He had made up his mind "to exhaust all avenues with the Phillies" before signing with anybody else. "I didn't want to go to, say, Milwaukee, Montreal, St. Louis, or out on the West Coast and talk to those people if I wasn't prepared to sign," Tug explained. "I wasn't going to take an offer from them and run back and show it to Ruly (Phillies owner Ruly Carpenter), because I don't think it should have made any difference to him."
The owner, not surprisingly, saw it a little differently.
"Ruly told me, 'I'm not sure those offers (from other teams) are out there. Show me,' " Tug said. "I said, 'No. If we can't agree, then I'm going to go out there and I when I talk to them I'm going to sign with them.' I said, 'I'm not going through this all winter long. I'm not going to be miserable all winter working this thing out. That's it. Boom.'"
At that point, McGraw said, if the Phillies didn't act he was prepared to sell his services to the highest bidder. "I was going to go for money," he said frankly. "I wasn't going to use. the city, the location or anything else (as a factor). I was going for top dollar if I left here. Top dollar.
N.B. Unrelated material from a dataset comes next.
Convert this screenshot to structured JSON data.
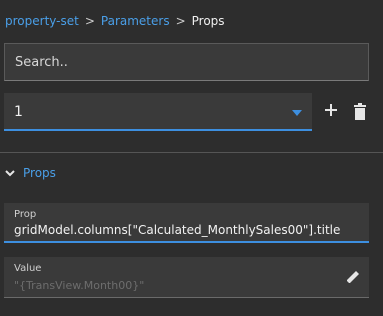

But the Phillies did act, and the deal they offered – "better than people think," Tug said – kept him in the city that has taken him to its heart.
For that, we should all be happy. Not that baseball wouldn't have survived in Philadelphia without. McGraw. It has survived, and flourished, despite the loss of Simmons and Foxx, of Alexander and Klein, of Roberts and Simmons, and it will survive when McGraw leaves.
But let's face it: Without Tug it won't be as much fun.